Skip to main content

epidemic

Zika Virus: An Emerging Health Threat

Posted on by

Credit: Kraemer et al. eLife 2015;4:e08347

For decades, the mosquito-transmitted Zika virus was mainly seen in equatorial regions of Africa and Asia, where it caused a mild, flu-like illness and rash in some people. About 10 years ago, the picture began to expand with the appearance of Zika outbreaks in the Pacific islands. Then, last spring, Zika popped up in South America, where it has so far infected more than 1 million Brazilians and been tentatively linked to a steep increase in the number of babies born with microcephaly, a very serious condition characterized by a small head and brain [1]. And Zika’s disturbing march may not stop there.

In a new study in the journal The Lancet, infectious disease modelers calculate that Zika virus has the potential to spread across warmer and wetter parts of the Western Hemisphere as local mosquitoes pick up the virus from infected travelers and then spread the virus to other people [2]. The study suggests that Zika virus could eventually reach regions of the United States in which 60 percent of our population lives. This highlights the need for NIH and its partners in the public and private sectors to intensify research on Zika virus and to look for new ways to treat the disease and prevent its spread.


How Influenza Pandemics Occur

Posted on by

Credit: National Institute of Allergy and Infectious Diseases, NIH

Flu season is upon us! Check out this NIH video to see how these pandemics emerge and spread new flu viruses around the globe.


The Diabetes Threat

Posted on by

The number of Americans diagnosed with type 2 diabetes rose from 1.5 million in 1958 to 18.8 million in 2010. That’s an increase of epidemic proportions.
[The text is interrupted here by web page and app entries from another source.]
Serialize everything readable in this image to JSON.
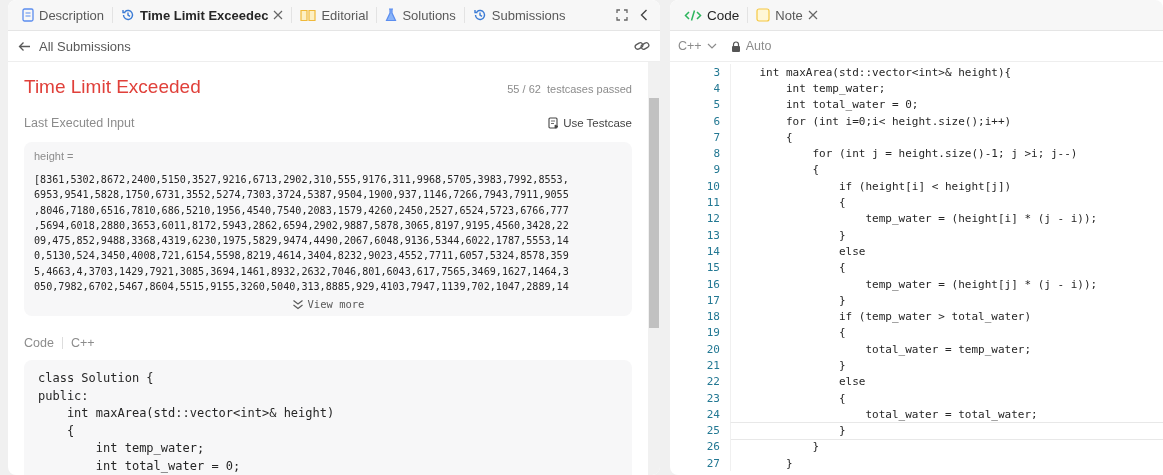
{
  "left_tabs": [
    {
      "label": "Description",
      "kind": "doc",
      "selected": false,
      "closable": false
    },
    {
      "label": "Time Limit Exceedec",
      "kind": "history",
      "selected": true,
      "closable": true
    },
    {
      "label": "Editorial",
      "kind": "book",
      "selected": false,
      "closable": false
    },
    {
      "label": "Solutions",
      "kind": "flask",
      "selected": false,
      "closable": false
    },
    {
      "label": "Submissions",
      "kind": "history",
      "selected": false,
      "closable": false
    }
  ],
  "back_link": "All Submissions",
  "result": {
    "status": "Time Limit Exceeded",
    "passed": "55 / 62",
    "passed_label": "testcases passed"
  },
  "input_section": {
    "title": "Last Executed Input",
    "action": "Use Testcase",
    "variable": "height =",
    "value_lines": [
      "[8361,5302,8672,2400,5150,3527,9216,6713,2902,310,555,9176,311,9968,5705,3983,7992,8553,",
      "6953,9541,5828,1750,6731,3552,5274,7303,3724,5387,9504,1900,937,1146,7266,7943,7911,9055",
      ",8046,7180,6516,7810,686,5210,1956,4540,7540,2083,1579,4260,2450,2527,6524,5723,6766,777",
      ",5694,6018,2880,3653,6011,8172,5943,2862,6594,2902,9887,5878,3065,8197,9195,4560,3428,22",
      "09,475,852,9488,3368,4319,6230,1975,5829,9474,4490,2067,6048,9136,5344,6022,1787,5553,14",
      "0,5130,524,3450,4008,721,6154,5598,8219,4614,3404,8232,9023,4552,7711,6057,5324,8578,359",
      "5,4663,4,3703,1429,7921,3085,3694,1461,8932,2632,7046,801,6043,617,7565,3469,1627,1464,3",
      "050,7982,6702,5467,8604,5515,9155,3260,5040,313,8885,929,4103,7947,1139,702,1047,2889,14"
    ],
    "view_more": "View more"
  },
  "code_section": {
    "title": "Code",
    "language": "C++",
    "lines": [
      "class Solution {",
      "public:",
      "    int maxArea(std::vector<int>& height)",
      "    {",
      "        int temp_water;",
      "        int total_water = 0;"
    ]
  },
  "right_tabs": [
    {
      "label": "Code",
      "kind": "code",
      "selected": true,
      "closable": false
    },
    {
      "label": "Note",
      "kind": "note",
      "selected": false,
      "closable": true
    }
  ],
  "editor": {
    "language": "C++",
    "mode": "Auto",
    "lines": [
      {
        "number": "3",
        "text": "    int maxArea(std::vector<int>& height){",
        "current": false
      },
      {
        "number": "4",
        "text": "        int temp_water;",
        "current": false
      },
      {
        "number": "5",
        "text": "        int total_water = 0;",
        "current": false
      },
      {
        "number": "6",
        "text": "        for (int i=0;i< height.size();i++)",
        "current": false
      },
      {
        "number": "7",
        "text": "        {",
        "current": false
      },
      {
        "number": "8",
        "text": "            for (int j = height.size()-1; j >i; j--)",
        "current": false
      },
      {
        "number": "9",
        "text": "            {",
        "current": false
      },
      {
        "number": "10",
        "text": "                if (height[i] < height[j])",
        "current": false
      },
      {
        "number": "11",
        "text": "                {",
        "current": false
      },
      {
        "number": "12",
        "text": "                    temp_water = (height[i] * (j - i));",
        "current": false
      },
      {
        "number": "13",
        "text": "                }",
        "current": false
      },
      {
        "number": "14",
        "text": "                else",
        "current": false
      },
      {
        "number": "15",
        "text": "                {",
        "current": false
      },
      {
        "number": "16",
        "text": "                    temp_water = (height[j] * (j - i));",
        "current": false
      },
      {
        "number": "17",
        "text": "                }",
        "current": false
      },
      {
        "number": "18",
        "text": "                if (temp_water > total_water)",
        "current": false
      },
      {
        "number": "19",
        "text": "                {",
        "current": false
      },
      {
        "number": "20",
        "text": "                    total_water = temp_water;",
        "current": false
      },
      {
        "number": "21",
        "text": "                }",
        "current": false
      },
      {
        "number": "22",
        "text": "                else",
        "current": false
      },
      {
        "number": "23",
        "text": "                {",
        "current": false
      },
      {
        "number": "24",
        "text": "                    total_water = total_water;",
        "current": false
      },
      {
        "number": "25",
        "text": "                }",
        "current": true
      },
      {
        "number": "26",
        "text": "            }",
        "current": false
      },
      {
        "number": "27",
        "text": "        }",
        "current": false
      }
    ]
  }
}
Even more disturbing, another 7 million Americans have type 2 diabetes, but don’t know it and, consequently, can’t take steps to control the disease. Altogether, over 8% of the U.S. population now has this potentially deadly metabolic condition.
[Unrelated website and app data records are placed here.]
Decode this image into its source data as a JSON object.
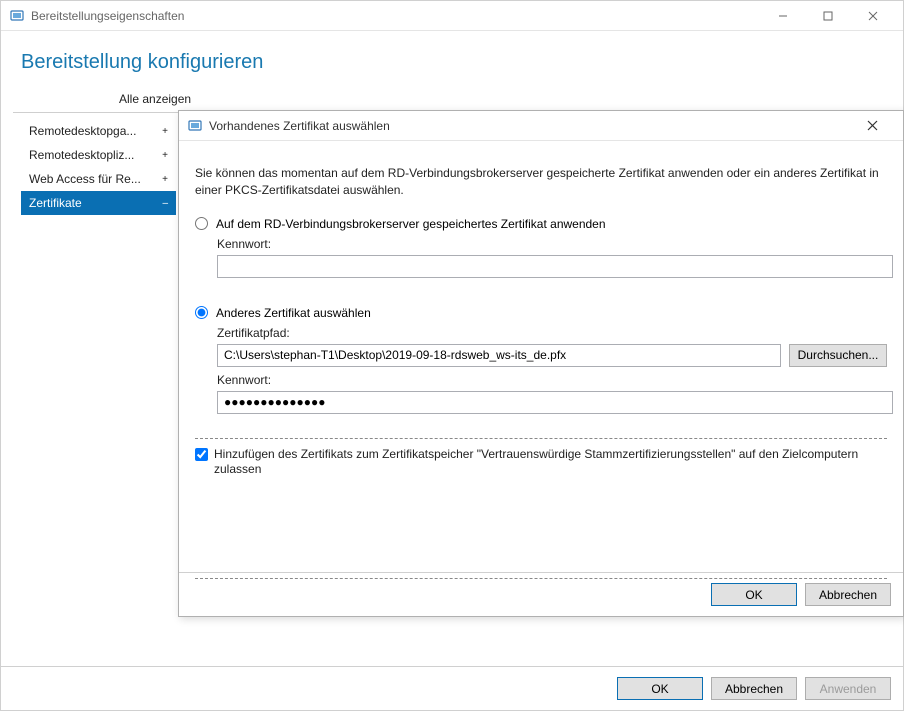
{
  "parent_window": {
    "title": "Bereitstellungseigenschaften",
    "heading": "Bereitstellung konfigurieren",
    "show_all": "Alle anzeigen"
  },
  "sidebar": {
    "items": [
      {
        "label": "Remotedesktopga...",
        "mark": "+"
      },
      {
        "label": "Remotedesktopliz...",
        "mark": "+"
      },
      {
        "label": "Web Access für Re...",
        "mark": "+"
      },
      {
        "label": "Zertifikate",
        "mark": "–"
      }
    ]
  },
  "parent_buttons": {
    "ok": "OK",
    "cancel": "Abbrechen",
    "apply": "Anwenden"
  },
  "modal": {
    "title": "Vorhandenes Zertifikat auswählen",
    "description": "Sie können das momentan auf dem RD-Verbindungsbrokerserver gespeicherte Zertifikat anwenden oder ein anderes Zertifikat in einer PKCS-Zertifikatsdatei auswählen.",
    "radio1_label": "Auf dem RD-Verbindungsbrokerserver gespeichertes Zertifikat anwenden",
    "password_label": "Kennwort:",
    "password1_value": "",
    "radio2_label": "Anderes Zertifikat auswählen",
    "cert_path_label": "Zertifikatpfad:",
    "cert_path_value": "C:\\Users\\stephan-T1\\Desktop\\2019-09-18-rdsweb_ws-its_de.pfx",
    "browse_label": "Durchsuchen...",
    "password2_value": "●●●●●●●●●●●●●●",
    "checkbox_label": "Hinzufügen des Zertifikats zum Zertifikatspeicher \"Vertrauenswürdige Stammzertifizierungsstellen\" auf den Zielcomputern zulassen",
    "ok": "OK",
    "cancel": "Abbrechen"
  }
}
  • Type 2 diabetes wreaks havoc on the body by raising the levels of glucose in the blood, increasing the risk of blindness, heart disease, kidney failure, nerve damage, and even Alzheimer’s disease.
  • Pre-diabetes is a condition in which blood glucose levels are higher than normal, but not high enough to be called diabetes. 79 million U.S. adults age 20 and older have pre-diabetes.
  • NIH studies have shown that losing just 6–7% of body weight and increasing physical activity can prevent or delay pre-diabetes from progressing to diabetes. 85% of people with diabetes are overweight.
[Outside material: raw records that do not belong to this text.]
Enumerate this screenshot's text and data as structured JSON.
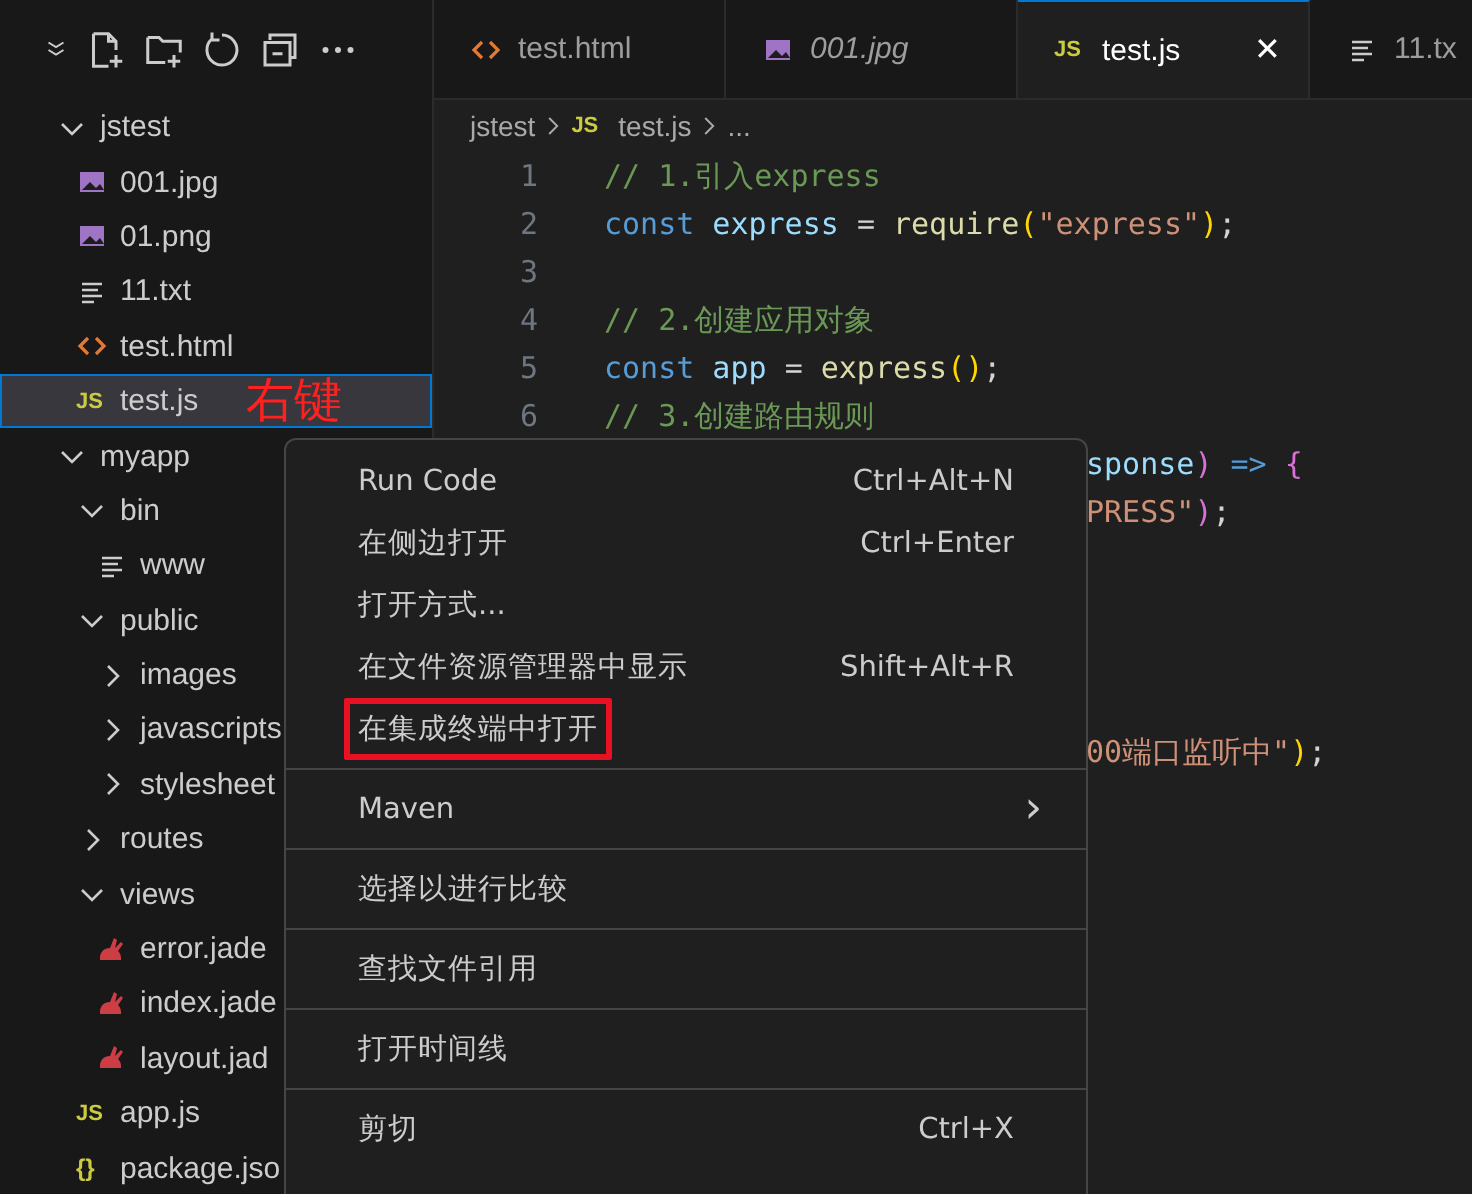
{
  "tabs": [
    {
      "label": "test.html",
      "kind": "html",
      "selected": false,
      "preview": false
    },
    {
      "label": "001.jpg",
      "kind": "image",
      "selected": false,
      "preview": true
    },
    {
      "label": "test.js",
      "kind": "js",
      "icon": "JS",
      "selected": true,
      "preview": false,
      "close": "✕"
    },
    {
      "label": "11.tx",
      "kind": "text",
      "selected": false,
      "preview": false
    }
  ],
  "breadcrumb": [
    {
      "label": "jstest",
      "kind": "folder"
    },
    {
      "label": "test.js",
      "kind": "js",
      "icon": "JS"
    },
    {
      "label": "...",
      "kind": "more"
    }
  ],
  "tree": [
    {
      "label": "jstest",
      "kind": "folder",
      "expanded": true,
      "selected": false,
      "children": [
        {
          "label": "001.jpg",
          "kind": "image",
          "selected": false
        },
        {
          "label": "01.png",
          "kind": "image",
          "selected": false
        },
        {
          "label": "11.txt",
          "kind": "text",
          "selected": false
        },
        {
          "label": "test.html",
          "kind": "html",
          "selected": false
        },
        {
          "label": "test.js",
          "kind": "js",
          "icon": "JS",
          "selected": true
        }
      ]
    },
    {
      "label": "myapp",
      "kind": "folder",
      "expanded": true,
      "selected": false,
      "children": [
        {
          "label": "bin",
          "kind": "folder",
          "expanded": true,
          "selected": false,
          "children": [
            {
              "label": "www",
              "kind": "text",
              "selected": false
            }
          ]
        },
        {
          "label": "public",
          "kind": "folder",
          "expanded": true,
          "selected": false,
          "children": [
            {
              "label": "images",
              "kind": "folder",
              "expanded": false,
              "selected": false
            },
            {
              "label": "javascripts",
              "kind": "folder",
              "expanded": false,
              "selected": false
            },
            {
              "label": "stylesheet",
              "kind": "folder",
              "expanded": false,
              "selected": false
            }
          ]
        },
        {
          "label": "routes",
          "kind": "folder",
          "expanded": false,
          "selected": false
        },
        {
          "label": "views",
          "kind": "folder",
          "expanded": true,
          "selected": false,
          "children": [
            {
              "label": "error.jade",
              "kind": "jade",
              "selected": false
            },
            {
              "label": "index.jade",
              "kind": "jade",
              "selected": false
            },
            {
              "label": "layout.jad",
              "kind": "jade",
              "selected": false
            }
          ]
        },
        {
          "label": "app.js",
          "kind": "js",
          "icon": "JS",
          "selected": false
        },
        {
          "label": "package.jso",
          "kind": "json",
          "icon": "{}",
          "selected": false
        }
      ]
    }
  ],
  "annotation": "右键",
  "code": [
    {
      "num": "1",
      "kind": "full",
      "tokens": [
        {
          "t": "// 1.引入express",
          "color": "#6a9955"
        }
      ]
    },
    {
      "num": "2",
      "kind": "full",
      "tokens": [
        {
          "t": "const",
          "color": "#569cd6"
        },
        {
          "t": " express ",
          "color": "#9cdcfe"
        },
        {
          "t": "= ",
          "color": "#d4d4d4"
        },
        {
          "t": "require",
          "color": "#dcdcaa"
        },
        {
          "t": "(",
          "color": "#ffd700"
        },
        {
          "t": "\"express\"",
          "color": "#ce9178"
        },
        {
          "t": ")",
          "color": "#ffd700"
        },
        {
          "t": ";",
          "color": "#d4d4d4"
        }
      ]
    },
    {
      "num": "3",
      "kind": "full"
    },
    {
      "num": "4",
      "kind": "full",
      "tokens": [
        {
          "t": "// 2.创建应用对象",
          "color": "#6a9955"
        }
      ]
    },
    {
      "num": "5",
      "kind": "full",
      "tokens": [
        {
          "t": "const",
          "color": "#569cd6"
        },
        {
          "t": " app ",
          "color": "#9cdcfe"
        },
        {
          "t": "= ",
          "color": "#d4d4d4"
        },
        {
          "t": "express",
          "color": "#dcdcaa"
        },
        {
          "t": "()",
          "color": "#ffd700"
        },
        {
          "t": ";",
          "color": "#d4d4d4"
        }
      ]
    },
    {
      "num": "6",
      "kind": "full",
      "tokens": [
        {
          "t": "// 3.创建路由规则",
          "color": "#6a9955"
        }
      ]
    },
    {
      "kind": "partial",
      "tokens": [
        {
          "t": "sponse",
          "color": "#9cdcfe"
        },
        {
          "t": ")",
          "color": "#da70d6"
        },
        {
          "t": " => ",
          "color": "#569cd6"
        },
        {
          "t": "{",
          "color": "#da70d6"
        }
      ]
    },
    {
      "kind": "partial",
      "tokens": [
        {
          "t": "PRESS\"",
          "color": "#ce9178"
        },
        {
          "t": ")",
          "color": "#da70d6"
        },
        {
          "t": ";",
          "color": "#d4d4d4"
        }
      ]
    },
    {
      "kind": "partial"
    },
    {
      "kind": "partial"
    },
    {
      "kind": "partial"
    },
    {
      "kind": "partial"
    },
    {
      "kind": "partial",
      "tokens": [
        {
          "t": "00端口监听中\"",
          "color": "#ce9178"
        },
        {
          "t": ")",
          "color": "#ffd700"
        },
        {
          "t": ";",
          "color": "#d4d4d4"
        }
      ]
    }
  ],
  "menu": [
    [
      {
        "label": "Run Code",
        "shortcut": "Ctrl+Alt+N",
        "highlighted": false
      },
      {
        "label": "在侧边打开",
        "shortcut": "Ctrl+Enter",
        "highlighted": false
      },
      {
        "label": "打开方式...",
        "highlighted": false
      },
      {
        "label": "在文件资源管理器中显示",
        "shortcut": "Shift+Alt+R",
        "highlighted": false
      },
      {
        "label": "在集成终端中打开",
        "highlighted": true
      }
    ],
    [
      {
        "label": "Maven",
        "submenu": "›",
        "highlighted": false
      }
    ],
    [
      {
        "label": "选择以进行比较",
        "highlighted": false
      }
    ],
    [
      {
        "label": "查找文件引用",
        "highlighted": false
      }
    ],
    [
      {
        "label": "打开时间线",
        "highlighted": false
      }
    ],
    [
      {
        "label": "剪切",
        "shortcut": "Ctrl+X",
        "highlighted": false
      }
    ]
  ]
}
Photo of a pair of sneakers with the text "November is National Diabetes Month -  Be Active - Make a plan to live well."


A View of the U.S. Obesity Epidemic

Posted on by

Map showing Percent of Obese (BMI > 30) in U.S. Adults in 1985

 

Map showing Percent of Obese (BMI > 30) in U.S. Adults in 1995 by state

 

Map showing Percent of Obese (BMI > 30) in U.S. Adults in 2005 by state

 

Map showing Percent of Obese (BMI > 30) in U.S. Adults in 2010 by state

These snapshots reveal a very disturbing trend: the rise in obesity in the US from 1985 to 2010. Today one third of adults in the US are obese, another third are overweight.

Because obesity has risen to epidemic levels—causing devastating and costly health problems, reducing life expectancy, and provoking stigma and discrimination—the NIH has established the NIH Obesity Research Task Force to accelerate progress in obesity research. For example, why are some individuals more susceptible to obesity? Can knowledge of biology and behavior be leveraged to develop better intervention strategies? What strategies work? For whom? Can these approaches be scaled up?